*Directions for this task*.
Each record should reappear exactly in your answer, minus any picture.

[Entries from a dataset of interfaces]
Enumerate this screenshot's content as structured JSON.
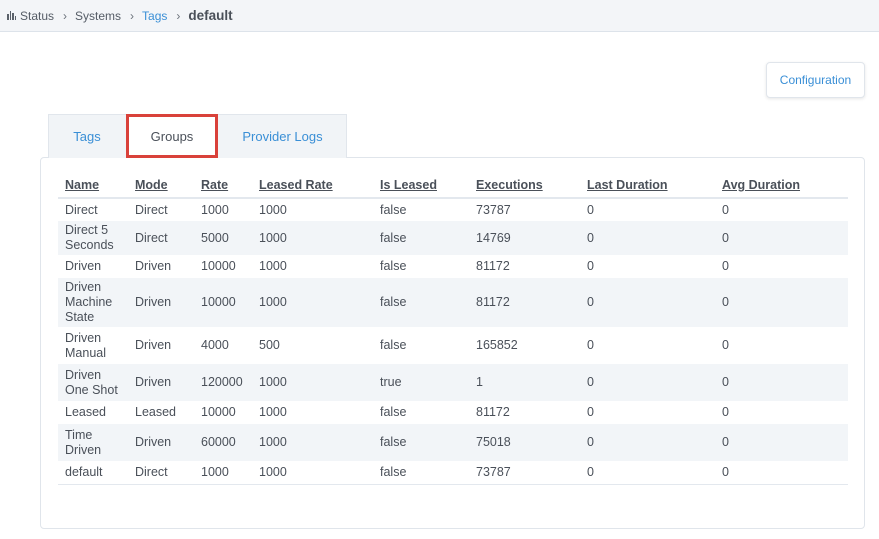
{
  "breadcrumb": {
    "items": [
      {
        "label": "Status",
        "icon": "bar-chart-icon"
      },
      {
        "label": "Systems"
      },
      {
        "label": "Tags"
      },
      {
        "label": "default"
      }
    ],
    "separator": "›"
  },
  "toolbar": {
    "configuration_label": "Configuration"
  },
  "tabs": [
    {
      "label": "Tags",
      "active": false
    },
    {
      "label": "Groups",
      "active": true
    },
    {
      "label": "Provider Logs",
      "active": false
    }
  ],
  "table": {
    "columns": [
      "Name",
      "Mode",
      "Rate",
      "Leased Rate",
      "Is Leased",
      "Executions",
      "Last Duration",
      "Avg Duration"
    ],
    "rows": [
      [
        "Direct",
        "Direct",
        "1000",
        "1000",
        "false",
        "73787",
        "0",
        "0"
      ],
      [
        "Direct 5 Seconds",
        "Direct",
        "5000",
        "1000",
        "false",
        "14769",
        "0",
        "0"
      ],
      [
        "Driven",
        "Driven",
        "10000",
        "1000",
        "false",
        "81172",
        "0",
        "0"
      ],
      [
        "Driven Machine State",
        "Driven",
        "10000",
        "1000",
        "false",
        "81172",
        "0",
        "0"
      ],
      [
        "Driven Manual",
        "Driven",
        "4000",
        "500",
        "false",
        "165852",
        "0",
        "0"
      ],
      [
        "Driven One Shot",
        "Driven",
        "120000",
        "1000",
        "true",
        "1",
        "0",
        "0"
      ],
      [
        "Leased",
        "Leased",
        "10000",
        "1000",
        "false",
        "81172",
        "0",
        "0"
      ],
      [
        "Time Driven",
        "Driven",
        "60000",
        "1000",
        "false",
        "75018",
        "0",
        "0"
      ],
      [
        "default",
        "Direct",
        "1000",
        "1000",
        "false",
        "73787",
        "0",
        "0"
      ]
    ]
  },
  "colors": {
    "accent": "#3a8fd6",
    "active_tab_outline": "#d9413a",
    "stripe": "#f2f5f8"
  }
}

*Problem solution*.
Enumerate this screenshot's content as structured JSON.
{
  "breadcrumb": {
    "items": [
      {
        "label": "Status",
        "icon": "bar-chart-icon"
      },
      {
        "label": "Systems"
      },
      {
        "label": "Tags"
      },
      {
        "label": "default"
      }
    ],
    "separator": "›"
  },
  "toolbar": {
    "configuration_label": "Configuration"
  },
  "tabs": [
    {
      "label": "Tags",
      "active": false
    },
    {
      "label": "Groups",
      "active": true
    },
    {
      "label": "Provider Logs",
      "active": false
    }
  ],
  "table": {
    "columns": [
      "Name",
      "Mode",
      "Rate",
      "Leased Rate",
      "Is Leased",
      "Executions",
      "Last Duration",
      "Avg Duration"
    ],
    "rows": [
      [
        "Direct",
        "Direct",
        "1000",
        "1000",
        "false",
        "73787",
        "0",
        "0"
      ],
      [
        "Direct 5 Seconds",
        "Direct",
        "5000",
        "1000",
        "false",
        "14769",
        "0",
        "0"
      ],
      [
        "Driven",
        "Driven",
        "10000",
        "1000",
        "false",
        "81172",
        "0",
        "0"
      ],
      [
        "Driven Machine State",
        "Driven",
        "10000",
        "1000",
        "false",
        "81172",
        "0",
        "0"
      ],
      [
        "Driven Manual",
        "Driven",
        "4000",
        "500",
        "false",
        "165852",
        "0",
        "0"
      ],
      [
        "Driven One Shot",
        "Driven",
        "120000",
        "1000",
        "true",
        "1",
        "0",
        "0"
      ],
      [
        "Leased",
        "Leased",
        "10000",
        "1000",
        "false",
        "81172",
        "0",
        "0"
      ],
      [
        "Time Driven",
        "Driven",
        "60000",
        "1000",
        "false",
        "75018",
        "0",
        "0"
      ],
      [
        "default",
        "Direct",
        "1000",
        "1000",
        "false",
        "73787",
        "0",
        "0"
      ]
    ]
  },
  "colors": {
    "accent": "#3a8fd6",
    "active_tab_outline": "#d9413a",
    "stripe": "#f2f5f8"
  }
}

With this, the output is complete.